#### EXERCISE DESCRIPTION
Every line below that holds the word "this" counts once; please tally them and give only the total.

──────────

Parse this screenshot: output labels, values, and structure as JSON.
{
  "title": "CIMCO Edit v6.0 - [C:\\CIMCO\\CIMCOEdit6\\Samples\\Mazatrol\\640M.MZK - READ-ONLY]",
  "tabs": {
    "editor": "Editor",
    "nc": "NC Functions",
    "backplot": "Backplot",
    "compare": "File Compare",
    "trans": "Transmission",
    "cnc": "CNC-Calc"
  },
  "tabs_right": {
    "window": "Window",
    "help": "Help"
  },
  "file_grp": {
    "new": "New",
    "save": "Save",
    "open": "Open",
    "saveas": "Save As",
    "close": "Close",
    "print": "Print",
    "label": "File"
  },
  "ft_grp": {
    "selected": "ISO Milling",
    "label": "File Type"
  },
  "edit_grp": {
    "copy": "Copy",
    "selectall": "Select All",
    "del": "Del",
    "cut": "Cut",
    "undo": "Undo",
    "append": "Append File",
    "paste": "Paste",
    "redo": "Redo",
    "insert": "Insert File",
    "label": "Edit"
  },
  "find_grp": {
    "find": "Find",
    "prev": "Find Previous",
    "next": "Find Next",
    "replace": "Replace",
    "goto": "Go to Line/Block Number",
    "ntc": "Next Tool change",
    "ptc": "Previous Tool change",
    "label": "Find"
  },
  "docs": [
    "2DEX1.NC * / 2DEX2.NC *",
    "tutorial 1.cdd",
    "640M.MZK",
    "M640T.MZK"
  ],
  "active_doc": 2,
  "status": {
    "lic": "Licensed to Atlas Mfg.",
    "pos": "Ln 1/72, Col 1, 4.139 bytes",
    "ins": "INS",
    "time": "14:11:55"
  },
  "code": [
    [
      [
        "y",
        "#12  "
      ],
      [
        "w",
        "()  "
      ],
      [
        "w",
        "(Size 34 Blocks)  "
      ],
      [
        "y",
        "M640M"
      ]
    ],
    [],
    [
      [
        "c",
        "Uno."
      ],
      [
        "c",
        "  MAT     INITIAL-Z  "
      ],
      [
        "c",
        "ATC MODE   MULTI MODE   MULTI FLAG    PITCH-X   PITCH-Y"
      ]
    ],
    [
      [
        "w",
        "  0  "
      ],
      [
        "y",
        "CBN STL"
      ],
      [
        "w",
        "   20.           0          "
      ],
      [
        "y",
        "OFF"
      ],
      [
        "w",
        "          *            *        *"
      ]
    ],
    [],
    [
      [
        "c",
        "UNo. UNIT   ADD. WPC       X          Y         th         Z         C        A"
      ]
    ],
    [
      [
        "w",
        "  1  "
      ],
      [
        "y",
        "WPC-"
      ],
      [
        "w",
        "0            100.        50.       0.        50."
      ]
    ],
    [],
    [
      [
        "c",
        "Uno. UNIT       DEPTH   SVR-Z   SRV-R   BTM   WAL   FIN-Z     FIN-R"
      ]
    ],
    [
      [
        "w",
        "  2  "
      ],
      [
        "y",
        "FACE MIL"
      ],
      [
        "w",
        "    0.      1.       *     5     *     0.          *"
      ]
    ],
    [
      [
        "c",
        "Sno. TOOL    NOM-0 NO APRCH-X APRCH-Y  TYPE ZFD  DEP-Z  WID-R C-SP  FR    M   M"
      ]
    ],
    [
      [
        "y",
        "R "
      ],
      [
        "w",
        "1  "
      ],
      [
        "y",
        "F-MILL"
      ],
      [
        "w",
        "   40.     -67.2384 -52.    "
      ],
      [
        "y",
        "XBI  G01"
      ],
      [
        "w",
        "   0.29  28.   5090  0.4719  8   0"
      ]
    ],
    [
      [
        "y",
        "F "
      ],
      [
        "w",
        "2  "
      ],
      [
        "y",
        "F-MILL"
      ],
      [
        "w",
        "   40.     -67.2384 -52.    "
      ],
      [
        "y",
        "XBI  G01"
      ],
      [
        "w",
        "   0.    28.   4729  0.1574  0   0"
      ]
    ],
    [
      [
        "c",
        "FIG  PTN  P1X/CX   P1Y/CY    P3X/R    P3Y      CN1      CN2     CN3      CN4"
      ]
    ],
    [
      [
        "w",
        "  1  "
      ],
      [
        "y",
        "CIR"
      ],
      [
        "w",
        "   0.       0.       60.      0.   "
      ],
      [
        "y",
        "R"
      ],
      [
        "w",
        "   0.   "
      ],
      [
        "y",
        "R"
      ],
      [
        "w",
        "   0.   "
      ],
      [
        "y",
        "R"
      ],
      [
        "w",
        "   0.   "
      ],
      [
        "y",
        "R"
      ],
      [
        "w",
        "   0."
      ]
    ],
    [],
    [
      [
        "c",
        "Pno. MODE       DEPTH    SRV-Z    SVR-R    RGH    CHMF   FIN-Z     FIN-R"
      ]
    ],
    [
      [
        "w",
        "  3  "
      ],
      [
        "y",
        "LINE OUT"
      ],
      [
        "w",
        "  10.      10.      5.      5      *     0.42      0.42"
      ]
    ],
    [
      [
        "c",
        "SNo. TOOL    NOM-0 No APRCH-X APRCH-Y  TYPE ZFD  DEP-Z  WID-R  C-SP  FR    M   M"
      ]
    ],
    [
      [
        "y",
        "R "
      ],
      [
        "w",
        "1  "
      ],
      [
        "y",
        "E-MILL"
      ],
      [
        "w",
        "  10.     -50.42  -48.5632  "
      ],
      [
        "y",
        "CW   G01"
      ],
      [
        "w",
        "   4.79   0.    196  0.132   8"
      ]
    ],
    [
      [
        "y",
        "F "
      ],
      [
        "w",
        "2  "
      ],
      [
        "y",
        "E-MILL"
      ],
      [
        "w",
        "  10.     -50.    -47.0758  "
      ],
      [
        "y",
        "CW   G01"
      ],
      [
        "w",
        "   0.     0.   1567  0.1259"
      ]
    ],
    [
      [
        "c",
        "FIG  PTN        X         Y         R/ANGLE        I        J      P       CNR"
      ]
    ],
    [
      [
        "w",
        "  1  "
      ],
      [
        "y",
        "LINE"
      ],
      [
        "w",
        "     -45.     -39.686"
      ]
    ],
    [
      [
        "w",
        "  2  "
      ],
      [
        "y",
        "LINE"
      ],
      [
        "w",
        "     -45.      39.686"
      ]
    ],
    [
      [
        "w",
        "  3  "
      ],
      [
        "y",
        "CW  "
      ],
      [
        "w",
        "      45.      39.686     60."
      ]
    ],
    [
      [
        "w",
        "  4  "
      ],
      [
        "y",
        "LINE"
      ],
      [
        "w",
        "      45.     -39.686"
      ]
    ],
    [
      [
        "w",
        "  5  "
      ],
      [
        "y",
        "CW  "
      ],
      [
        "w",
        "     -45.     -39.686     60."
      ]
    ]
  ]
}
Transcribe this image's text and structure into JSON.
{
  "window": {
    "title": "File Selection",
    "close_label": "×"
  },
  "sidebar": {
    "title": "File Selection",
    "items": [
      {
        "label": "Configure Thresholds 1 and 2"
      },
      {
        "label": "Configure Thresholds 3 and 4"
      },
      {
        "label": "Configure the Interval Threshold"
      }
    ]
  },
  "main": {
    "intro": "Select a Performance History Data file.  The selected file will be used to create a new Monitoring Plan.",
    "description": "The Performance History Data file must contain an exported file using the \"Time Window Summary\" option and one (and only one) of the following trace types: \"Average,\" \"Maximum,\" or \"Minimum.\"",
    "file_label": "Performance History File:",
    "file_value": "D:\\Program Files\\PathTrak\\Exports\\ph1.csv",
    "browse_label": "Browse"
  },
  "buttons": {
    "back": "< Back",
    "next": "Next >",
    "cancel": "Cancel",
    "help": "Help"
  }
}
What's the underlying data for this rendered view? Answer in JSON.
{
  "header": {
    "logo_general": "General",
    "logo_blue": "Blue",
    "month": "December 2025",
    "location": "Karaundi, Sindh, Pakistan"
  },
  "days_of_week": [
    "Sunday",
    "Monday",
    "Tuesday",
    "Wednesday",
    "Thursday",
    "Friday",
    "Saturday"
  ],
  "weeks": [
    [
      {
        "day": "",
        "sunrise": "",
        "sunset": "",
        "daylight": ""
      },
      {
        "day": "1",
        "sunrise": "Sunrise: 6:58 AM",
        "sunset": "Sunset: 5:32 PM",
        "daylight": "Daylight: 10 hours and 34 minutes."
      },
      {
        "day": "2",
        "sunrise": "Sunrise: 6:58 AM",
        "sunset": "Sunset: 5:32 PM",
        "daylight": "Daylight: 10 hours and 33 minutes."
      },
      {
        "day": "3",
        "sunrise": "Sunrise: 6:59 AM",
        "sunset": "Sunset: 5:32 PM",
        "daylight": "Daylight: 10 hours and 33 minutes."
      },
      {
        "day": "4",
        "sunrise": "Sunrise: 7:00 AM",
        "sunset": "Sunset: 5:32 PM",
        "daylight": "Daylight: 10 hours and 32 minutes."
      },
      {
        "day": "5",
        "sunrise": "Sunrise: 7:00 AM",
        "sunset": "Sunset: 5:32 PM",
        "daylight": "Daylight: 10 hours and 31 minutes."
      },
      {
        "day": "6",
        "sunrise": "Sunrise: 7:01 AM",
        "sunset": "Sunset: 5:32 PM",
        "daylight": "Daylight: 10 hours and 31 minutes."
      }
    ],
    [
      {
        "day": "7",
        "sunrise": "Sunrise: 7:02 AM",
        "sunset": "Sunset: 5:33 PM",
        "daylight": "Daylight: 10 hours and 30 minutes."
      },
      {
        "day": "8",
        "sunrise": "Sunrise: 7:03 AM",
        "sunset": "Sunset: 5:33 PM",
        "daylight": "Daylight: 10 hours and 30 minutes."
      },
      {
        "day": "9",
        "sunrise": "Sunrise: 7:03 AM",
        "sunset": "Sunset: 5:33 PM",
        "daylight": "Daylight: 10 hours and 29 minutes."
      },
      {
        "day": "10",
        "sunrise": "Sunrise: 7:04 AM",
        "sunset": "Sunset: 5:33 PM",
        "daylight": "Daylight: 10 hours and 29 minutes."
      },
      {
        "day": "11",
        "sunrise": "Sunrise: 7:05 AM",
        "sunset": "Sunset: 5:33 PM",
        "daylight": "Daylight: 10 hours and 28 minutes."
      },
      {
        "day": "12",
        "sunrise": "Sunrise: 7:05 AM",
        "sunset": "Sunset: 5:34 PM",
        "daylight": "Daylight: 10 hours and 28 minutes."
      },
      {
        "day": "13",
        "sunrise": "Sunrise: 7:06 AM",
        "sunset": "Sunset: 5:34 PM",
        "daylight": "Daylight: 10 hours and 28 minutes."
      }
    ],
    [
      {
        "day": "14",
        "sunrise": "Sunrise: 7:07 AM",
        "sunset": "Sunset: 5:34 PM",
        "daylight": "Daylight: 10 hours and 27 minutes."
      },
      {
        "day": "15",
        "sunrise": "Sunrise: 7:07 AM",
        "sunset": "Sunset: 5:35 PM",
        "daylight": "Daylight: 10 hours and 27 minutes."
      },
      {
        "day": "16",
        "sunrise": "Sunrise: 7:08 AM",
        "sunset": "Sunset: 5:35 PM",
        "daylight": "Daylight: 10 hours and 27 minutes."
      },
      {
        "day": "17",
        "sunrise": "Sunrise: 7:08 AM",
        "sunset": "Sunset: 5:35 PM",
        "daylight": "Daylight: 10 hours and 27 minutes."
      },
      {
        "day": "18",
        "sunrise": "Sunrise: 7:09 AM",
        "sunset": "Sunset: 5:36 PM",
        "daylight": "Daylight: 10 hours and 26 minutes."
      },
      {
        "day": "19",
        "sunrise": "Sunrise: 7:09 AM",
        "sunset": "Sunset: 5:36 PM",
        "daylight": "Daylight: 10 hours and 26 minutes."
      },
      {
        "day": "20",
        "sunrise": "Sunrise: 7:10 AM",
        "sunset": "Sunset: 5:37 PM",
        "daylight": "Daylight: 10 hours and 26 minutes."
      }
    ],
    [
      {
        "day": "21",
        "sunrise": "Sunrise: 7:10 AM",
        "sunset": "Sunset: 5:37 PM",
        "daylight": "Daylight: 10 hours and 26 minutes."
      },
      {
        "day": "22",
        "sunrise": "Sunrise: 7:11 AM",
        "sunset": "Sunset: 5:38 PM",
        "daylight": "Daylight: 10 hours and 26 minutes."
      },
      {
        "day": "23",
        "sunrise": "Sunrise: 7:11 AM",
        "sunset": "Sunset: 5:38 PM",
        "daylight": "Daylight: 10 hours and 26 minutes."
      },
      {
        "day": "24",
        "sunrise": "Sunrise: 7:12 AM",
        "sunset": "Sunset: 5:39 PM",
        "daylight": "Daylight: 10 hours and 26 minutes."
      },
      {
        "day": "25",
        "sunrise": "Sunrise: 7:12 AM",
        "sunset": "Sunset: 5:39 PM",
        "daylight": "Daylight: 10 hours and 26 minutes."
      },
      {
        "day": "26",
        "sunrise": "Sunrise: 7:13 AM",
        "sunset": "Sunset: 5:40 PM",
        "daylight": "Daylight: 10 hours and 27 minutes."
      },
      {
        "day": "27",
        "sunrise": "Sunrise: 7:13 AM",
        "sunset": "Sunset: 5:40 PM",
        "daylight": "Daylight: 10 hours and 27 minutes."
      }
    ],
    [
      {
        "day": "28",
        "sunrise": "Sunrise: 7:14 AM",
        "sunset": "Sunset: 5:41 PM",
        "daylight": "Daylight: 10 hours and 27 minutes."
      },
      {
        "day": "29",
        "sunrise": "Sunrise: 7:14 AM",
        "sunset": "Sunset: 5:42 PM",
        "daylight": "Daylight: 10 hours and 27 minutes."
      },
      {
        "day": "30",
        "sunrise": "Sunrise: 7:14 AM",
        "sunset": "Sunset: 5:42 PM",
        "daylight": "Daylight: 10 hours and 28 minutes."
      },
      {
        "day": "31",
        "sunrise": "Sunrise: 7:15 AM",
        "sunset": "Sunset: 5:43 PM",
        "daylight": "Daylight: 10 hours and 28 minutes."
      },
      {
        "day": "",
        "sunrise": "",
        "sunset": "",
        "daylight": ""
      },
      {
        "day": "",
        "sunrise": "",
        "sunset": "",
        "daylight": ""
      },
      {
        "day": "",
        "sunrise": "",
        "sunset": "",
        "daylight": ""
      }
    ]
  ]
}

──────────

#### THE COMPLETED TASK
3